While there is still no evidence connecting the IRS's targeting of conservative groups directly to President Obama, senior White House officials, or to his re-election campaign, NBC's First Read smartly points out that this doesn't mean the White House doesn't have a serious public relations problem on its hands.
And this public relations problem is almost entirely self-inflicted.
In interviews and press briefings, the White House's explanation for when it learned about the problems at the IRS keeps changing.
As Politico reports, "Just a day after telling reporters that chief of staff Denis McDonough and other senior White House staff learned of the situation nearly a month ago, press secretary Jay Carney revealed Tuesday that White House officials had consulted with the Treasury Department on how to make the findings public."
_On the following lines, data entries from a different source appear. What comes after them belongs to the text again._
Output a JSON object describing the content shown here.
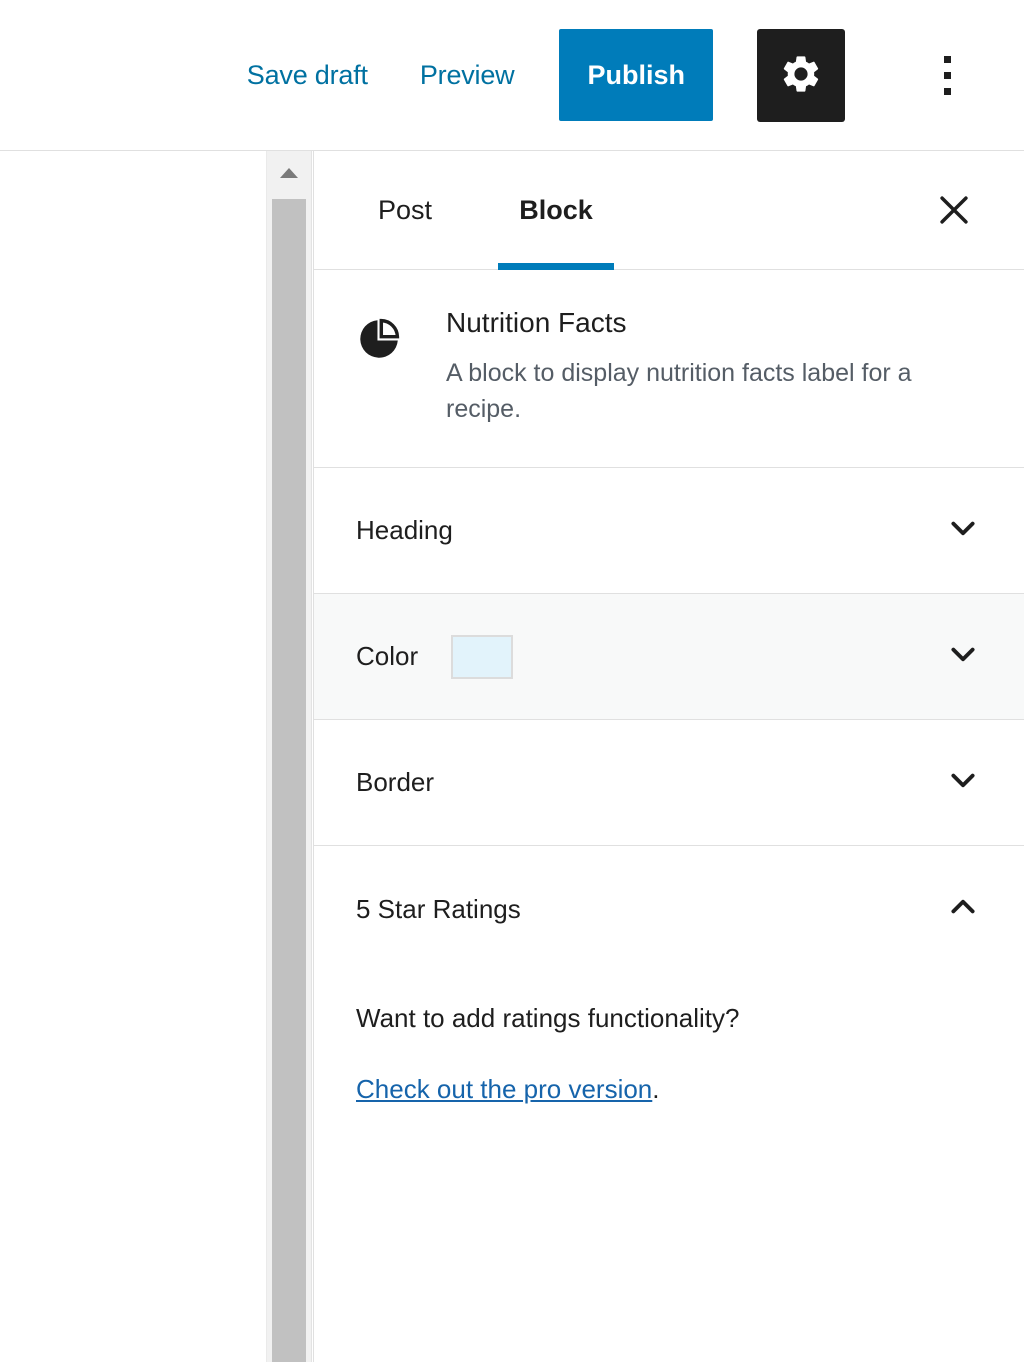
{
  "toolbar": {
    "save_draft_label": "Save draft",
    "preview_label": "Preview",
    "publish_label": "Publish",
    "settings_icon": "gear-icon",
    "more_options_icon": "kebab-menu-icon",
    "publish_color": "#007cba",
    "settings_button_color": "#1e1e1e",
    "link_color": "#0071a1"
  },
  "scrollbar": {
    "up_arrow_icon": "triangle-up-icon"
  },
  "sidebar": {
    "tabs": [
      {
        "label": "Post",
        "active": false
      },
      {
        "label": "Block",
        "active": true
      }
    ],
    "close_icon": "close-icon",
    "active_tab_indicator_color": "#007cba",
    "block_card": {
      "icon": "pie-chart-icon",
      "title": "Nutrition Facts",
      "description": "A block to display nutrition facts label for a recipe."
    },
    "panels": [
      {
        "title": "Heading",
        "expanded": false,
        "chevron": "chevron-down-icon",
        "shaded": false
      },
      {
        "title": "Color",
        "expanded": false,
        "chevron": "chevron-down-icon",
        "shaded": true,
        "swatch_color": "#e2f3fb"
      },
      {
        "title": "Border",
        "expanded": false,
        "chevron": "chevron-down-icon",
        "shaded": false
      },
      {
        "title": "5 Star Ratings",
        "expanded": true,
        "chevron": "chevron-up-icon",
        "shaded": false
      }
    ],
    "ratings_panel": {
      "question": "Want to add ratings functionality?",
      "link_text": "Check out the pro version",
      "link_suffix": ".",
      "link_color": "#1664ab"
    }
  }
}
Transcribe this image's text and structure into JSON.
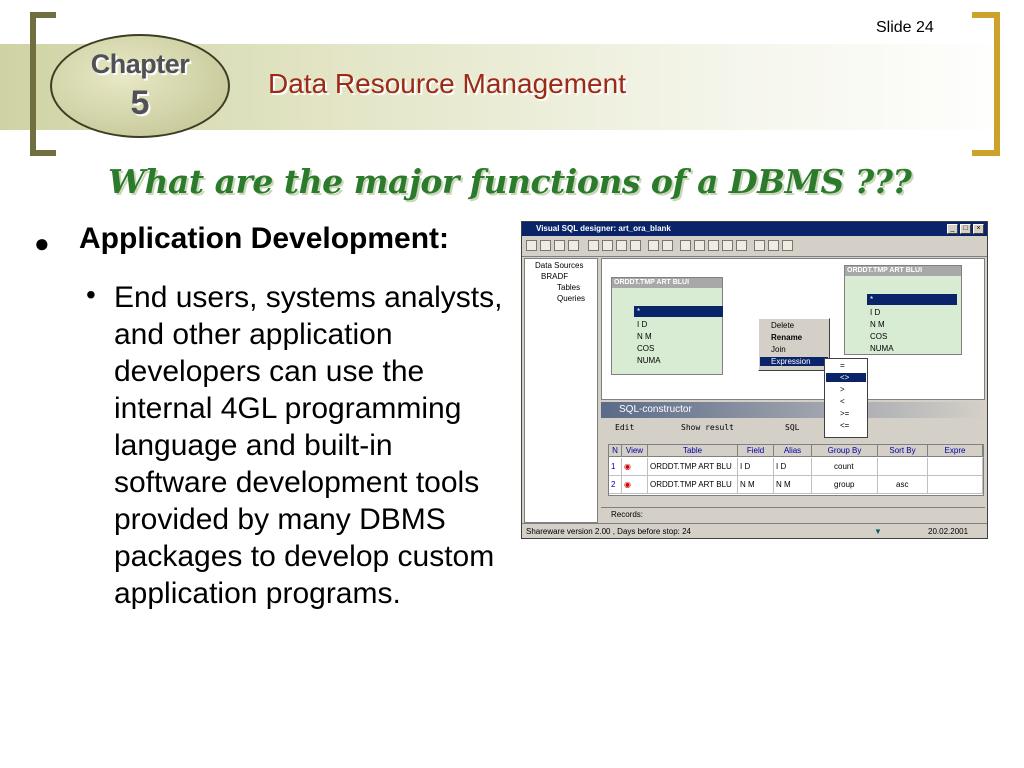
{
  "slide": {
    "slide_number": "Slide 24",
    "chapter_label": "Chapter",
    "chapter_number": "5",
    "header_title": "Data Resource Management",
    "title": "What are the major functions of a DBMS ???",
    "bullet_heading": "Application Development:",
    "sub_bullet": "End users, systems analysts, and other application developers can use the internal 4GL programming language and built-in software development tools provided by many DBMS packages to develop custom application programs."
  },
  "colors": {
    "header_title": "#9b2a18",
    "main_title": "#2c7a2c",
    "left_bracket": "#6f6f40",
    "right_bracket": "#cca22a",
    "band": "#cfd3a4"
  },
  "screenshot": {
    "window_title": "Visual SQL designer: art_ora_blank",
    "tree": [
      "Data Sources",
      "BRADF",
      "Tables",
      "Queries"
    ],
    "table_left": {
      "caption": "ORDDT.TMP ART BLUI",
      "selected": "*",
      "fields": [
        "I D",
        "N M",
        "COS",
        "NUMA"
      ]
    },
    "table_right": {
      "caption": "ORDDT.TMP ART BLUI",
      "selected": "*",
      "fields": [
        "I D",
        "N M",
        "COS",
        "NUMA"
      ]
    },
    "context_menu": [
      "Delete",
      "Rename",
      "Join",
      "Expression"
    ],
    "operators": [
      "=",
      "<>",
      ">",
      "<",
      ">=",
      "<="
    ],
    "sql_constructor": "SQL-constructor",
    "tabs": [
      "Edit",
      "Show result",
      "SQL"
    ],
    "grid_headers": [
      "N",
      "View",
      "Table",
      "Field",
      "Alias",
      "Group By",
      "Sort By",
      "Expre"
    ],
    "grid_rows": [
      {
        "n": "1",
        "table": "ORDDT.TMP ART BLU",
        "field": "I D",
        "alias": "I D",
        "group": "count",
        "sort": ""
      },
      {
        "n": "2",
        "table": "ORDDT.TMP ART BLU",
        "field": "N M",
        "alias": "N M",
        "group": "group",
        "sort": "asc"
      }
    ],
    "records_label": "Records:",
    "status_left": "Shareware version 2.00 , Days before stop: 24",
    "status_right": "20.02.2001"
  }
}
And today, IRS official Lois Lerner insisted that she had done nothing wrong in a statement before the House Oversight and Government Reform Committee, but then refused questioning by invoking her Fifth Amendment right to protect herself from self-incrimination.
We're left assuming one of two things is true: Either the White House does have something to hide, or it has a self-inflicted credibility problem with the media.
That leaves two solutions: Either lawyer up in preparation for upcoming congressional investigations, or buy a copy of The Media Training Bible and read it quickly over the holiday weekend.
THE WEEK'S AUDIOPHILE PODCASTS: LISTEN SMARTER
- Why Pakistan won't hunt down the terrorists within its borders
- Sorry, GOP, tax cuts don't pay for themselves
- How academia's liberal bias is killing social science
- Pope Francis' American problem
- How to be the most productive person in your office — and still get home by 5:30 p.m.
- 43 TV shows to watch in 2014
- Are there dogs in heaven? Let's hope not.
- Hey, bosses: Stop giving bonuses to your employees
- Why torture doesn't work: A definitive guide
- 10 things you need to know today: December 19, 2014
Subscribe to the Week